» Brief: Could you give the data below again exactly, apart from the pictures?
○ ○ ○ ○ ○ ○ ○
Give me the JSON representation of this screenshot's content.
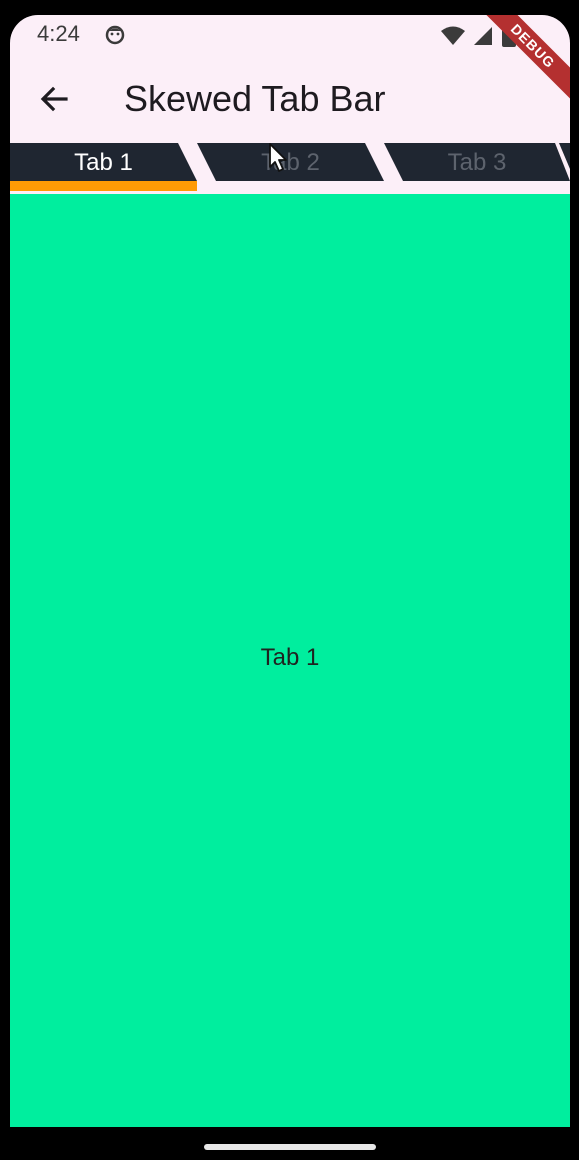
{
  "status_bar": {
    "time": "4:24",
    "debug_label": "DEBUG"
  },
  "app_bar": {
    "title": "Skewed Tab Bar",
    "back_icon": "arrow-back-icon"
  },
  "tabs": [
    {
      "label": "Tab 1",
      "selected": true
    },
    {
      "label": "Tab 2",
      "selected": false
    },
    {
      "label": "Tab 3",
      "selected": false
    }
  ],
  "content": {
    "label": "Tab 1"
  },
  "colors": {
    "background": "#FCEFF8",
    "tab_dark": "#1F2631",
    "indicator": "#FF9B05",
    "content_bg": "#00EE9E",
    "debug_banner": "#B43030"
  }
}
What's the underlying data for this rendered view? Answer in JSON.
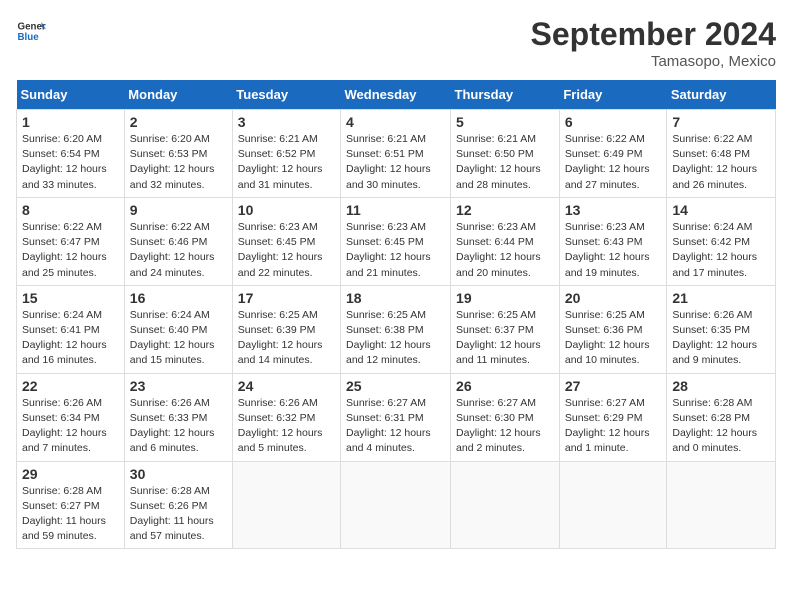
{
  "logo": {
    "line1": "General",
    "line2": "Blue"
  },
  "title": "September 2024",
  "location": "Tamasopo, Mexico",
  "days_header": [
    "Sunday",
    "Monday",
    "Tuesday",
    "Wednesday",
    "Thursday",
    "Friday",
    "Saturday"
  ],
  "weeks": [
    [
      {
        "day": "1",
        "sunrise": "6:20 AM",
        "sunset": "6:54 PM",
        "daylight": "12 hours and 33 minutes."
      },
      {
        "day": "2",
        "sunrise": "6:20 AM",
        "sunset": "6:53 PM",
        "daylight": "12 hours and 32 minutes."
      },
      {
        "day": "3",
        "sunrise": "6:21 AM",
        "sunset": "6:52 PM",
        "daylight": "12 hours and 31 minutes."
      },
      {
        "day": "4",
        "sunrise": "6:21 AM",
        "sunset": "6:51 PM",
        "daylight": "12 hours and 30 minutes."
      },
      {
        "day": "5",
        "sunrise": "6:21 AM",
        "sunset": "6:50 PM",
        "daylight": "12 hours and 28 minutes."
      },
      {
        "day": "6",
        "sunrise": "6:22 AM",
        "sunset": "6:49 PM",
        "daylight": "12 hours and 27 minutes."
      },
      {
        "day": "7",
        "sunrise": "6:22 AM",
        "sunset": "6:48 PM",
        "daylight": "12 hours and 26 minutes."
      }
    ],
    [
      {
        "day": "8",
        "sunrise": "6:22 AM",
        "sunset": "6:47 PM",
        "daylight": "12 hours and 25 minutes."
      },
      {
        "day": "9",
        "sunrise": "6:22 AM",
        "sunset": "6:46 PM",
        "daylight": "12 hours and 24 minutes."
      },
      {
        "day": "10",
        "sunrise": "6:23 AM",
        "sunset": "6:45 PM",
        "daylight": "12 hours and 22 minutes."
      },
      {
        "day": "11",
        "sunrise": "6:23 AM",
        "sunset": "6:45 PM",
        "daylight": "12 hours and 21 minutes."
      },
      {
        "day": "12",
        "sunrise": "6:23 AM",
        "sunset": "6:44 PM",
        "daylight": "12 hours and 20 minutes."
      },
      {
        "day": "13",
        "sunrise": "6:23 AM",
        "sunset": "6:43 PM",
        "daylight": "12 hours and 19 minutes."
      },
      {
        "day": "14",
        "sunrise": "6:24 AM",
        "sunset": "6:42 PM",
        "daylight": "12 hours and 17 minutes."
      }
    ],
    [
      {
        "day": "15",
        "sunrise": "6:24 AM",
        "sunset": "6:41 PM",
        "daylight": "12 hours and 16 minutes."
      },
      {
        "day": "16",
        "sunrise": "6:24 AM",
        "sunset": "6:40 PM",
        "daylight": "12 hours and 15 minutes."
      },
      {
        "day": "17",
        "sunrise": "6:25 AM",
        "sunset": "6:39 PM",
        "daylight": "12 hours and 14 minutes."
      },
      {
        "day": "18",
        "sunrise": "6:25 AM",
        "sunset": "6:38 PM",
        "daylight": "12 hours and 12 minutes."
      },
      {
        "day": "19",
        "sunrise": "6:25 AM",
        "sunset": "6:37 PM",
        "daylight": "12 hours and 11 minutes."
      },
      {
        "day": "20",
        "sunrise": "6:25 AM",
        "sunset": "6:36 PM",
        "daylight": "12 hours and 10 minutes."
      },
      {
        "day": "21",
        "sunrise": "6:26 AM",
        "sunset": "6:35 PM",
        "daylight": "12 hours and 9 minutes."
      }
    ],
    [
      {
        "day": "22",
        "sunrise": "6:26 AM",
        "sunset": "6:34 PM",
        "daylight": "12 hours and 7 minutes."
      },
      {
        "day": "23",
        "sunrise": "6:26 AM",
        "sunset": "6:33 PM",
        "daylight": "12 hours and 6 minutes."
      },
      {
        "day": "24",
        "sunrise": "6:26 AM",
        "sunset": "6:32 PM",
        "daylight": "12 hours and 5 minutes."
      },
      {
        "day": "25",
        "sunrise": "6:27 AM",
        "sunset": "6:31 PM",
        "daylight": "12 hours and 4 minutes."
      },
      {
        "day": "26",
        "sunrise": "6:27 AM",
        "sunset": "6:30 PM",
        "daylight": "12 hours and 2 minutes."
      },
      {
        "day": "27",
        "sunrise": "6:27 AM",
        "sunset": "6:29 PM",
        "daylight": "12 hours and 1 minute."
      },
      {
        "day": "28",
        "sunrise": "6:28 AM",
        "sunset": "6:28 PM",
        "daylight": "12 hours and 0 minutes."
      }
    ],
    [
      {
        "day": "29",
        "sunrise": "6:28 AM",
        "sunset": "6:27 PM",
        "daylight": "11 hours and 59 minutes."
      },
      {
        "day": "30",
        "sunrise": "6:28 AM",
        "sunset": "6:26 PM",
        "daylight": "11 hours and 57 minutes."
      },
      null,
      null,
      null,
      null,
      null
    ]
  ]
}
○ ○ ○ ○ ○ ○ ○
» Solution for this task:
Give me the JSON representation of this screenshot's content.
{
  "status_bar": {
    "time": "4:24",
    "debug_label": "DEBUG"
  },
  "app_bar": {
    "title": "Skewed Tab Bar",
    "back_icon": "arrow-back-icon"
  },
  "tabs": [
    {
      "label": "Tab 1",
      "selected": true
    },
    {
      "label": "Tab 2",
      "selected": false
    },
    {
      "label": "Tab 3",
      "selected": false
    }
  ],
  "content": {
    "label": "Tab 1"
  },
  "colors": {
    "background": "#FCEFF8",
    "tab_dark": "#1F2631",
    "indicator": "#FF9B05",
    "content_bg": "#00EE9E",
    "debug_banner": "#B43030"
  }
}
What's the underlying data for this rendered view? Answer in JSON.
{
  "logo": {
    "line1": "General",
    "line2": "Blue"
  },
  "title": "September 2024",
  "location": "Tamasopo, Mexico",
  "days_header": [
    "Sunday",
    "Monday",
    "Tuesday",
    "Wednesday",
    "Thursday",
    "Friday",
    "Saturday"
  ],
  "weeks": [
    [
      {
        "day": "1",
        "sunrise": "6:20 AM",
        "sunset": "6:54 PM",
        "daylight": "12 hours and 33 minutes."
      },
      {
        "day": "2",
        "sunrise": "6:20 AM",
        "sunset": "6:53 PM",
        "daylight": "12 hours and 32 minutes."
      },
      {
        "day": "3",
        "sunrise": "6:21 AM",
        "sunset": "6:52 PM",
        "daylight": "12 hours and 31 minutes."
      },
      {
        "day": "4",
        "sunrise": "6:21 AM",
        "sunset": "6:51 PM",
        "daylight": "12 hours and 30 minutes."
      },
      {
        "day": "5",
        "sunrise": "6:21 AM",
        "sunset": "6:50 PM",
        "daylight": "12 hours and 28 minutes."
      },
      {
        "day": "6",
        "sunrise": "6:22 AM",
        "sunset": "6:49 PM",
        "daylight": "12 hours and 27 minutes."
      },
      {
        "day": "7",
        "sunrise": "6:22 AM",
        "sunset": "6:48 PM",
        "daylight": "12 hours and 26 minutes."
      }
    ],
    [
      {
        "day": "8",
        "sunrise": "6:22 AM",
        "sunset": "6:47 PM",
        "daylight": "12 hours and 25 minutes."
      },
      {
        "day": "9",
        "sunrise": "6:22 AM",
        "sunset": "6:46 PM",
        "daylight": "12 hours and 24 minutes."
      },
      {
        "day": "10",
        "sunrise": "6:23 AM",
        "sunset": "6:45 PM",
        "daylight": "12 hours and 22 minutes."
      },
      {
        "day": "11",
        "sunrise": "6:23 AM",
        "sunset": "6:45 PM",
        "daylight": "12 hours and 21 minutes."
      },
      {
        "day": "12",
        "sunrise": "6:23 AM",
        "sunset": "6:44 PM",
        "daylight": "12 hours and 20 minutes."
      },
      {
        "day": "13",
        "sunrise": "6:23 AM",
        "sunset": "6:43 PM",
        "daylight": "12 hours and 19 minutes."
      },
      {
        "day": "14",
        "sunrise": "6:24 AM",
        "sunset": "6:42 PM",
        "daylight": "12 hours and 17 minutes."
      }
    ],
    [
      {
        "day": "15",
        "sunrise": "6:24 AM",
        "sunset": "6:41 PM",
        "daylight": "12 hours and 16 minutes."
      },
      {
        "day": "16",
        "sunrise": "6:24 AM",
        "sunset": "6:40 PM",
        "daylight": "12 hours and 15 minutes."
      },
      {
        "day": "17",
        "sunrise": "6:25 AM",
        "sunset": "6:39 PM",
        "daylight": "12 hours and 14 minutes."
      },
      {
        "day": "18",
        "sunrise": "6:25 AM",
        "sunset": "6:38 PM",
        "daylight": "12 hours and 12 minutes."
      },
      {
        "day": "19",
        "sunrise": "6:25 AM",
        "sunset": "6:37 PM",
        "daylight": "12 hours and 11 minutes."
      },
      {
        "day": "20",
        "sunrise": "6:25 AM",
        "sunset": "6:36 PM",
        "daylight": "12 hours and 10 minutes."
      },
      {
        "day": "21",
        "sunrise": "6:26 AM",
        "sunset": "6:35 PM",
        "daylight": "12 hours and 9 minutes."
      }
    ],
    [
      {
        "day": "22",
        "sunrise": "6:26 AM",
        "sunset": "6:34 PM",
        "daylight": "12 hours and 7 minutes."
      },
      {
        "day": "23",
        "sunrise": "6:26 AM",
        "sunset": "6:33 PM",
        "daylight": "12 hours and 6 minutes."
      },
      {
        "day": "24",
        "sunrise": "6:26 AM",
        "sunset": "6:32 PM",
        "daylight": "12 hours and 5 minutes."
      },
      {
        "day": "25",
        "sunrise": "6:27 AM",
        "sunset": "6:31 PM",
        "daylight": "12 hours and 4 minutes."
      },
      {
        "day": "26",
        "sunrise": "6:27 AM",
        "sunset": "6:30 PM",
        "daylight": "12 hours and 2 minutes."
      },
      {
        "day": "27",
        "sunrise": "6:27 AM",
        "sunset": "6:29 PM",
        "daylight": "12 hours and 1 minute."
      },
      {
        "day": "28",
        "sunrise": "6:28 AM",
        "sunset": "6:28 PM",
        "daylight": "12 hours and 0 minutes."
      }
    ],
    [
      {
        "day": "29",
        "sunrise": "6:28 AM",
        "sunset": "6:27 PM",
        "daylight": "11 hours and 59 minutes."
      },
      {
        "day": "30",
        "sunrise": "6:28 AM",
        "sunset": "6:26 PM",
        "daylight": "11 hours and 57 minutes."
      },
      null,
      null,
      null,
      null,
      null
    ]
  ]
}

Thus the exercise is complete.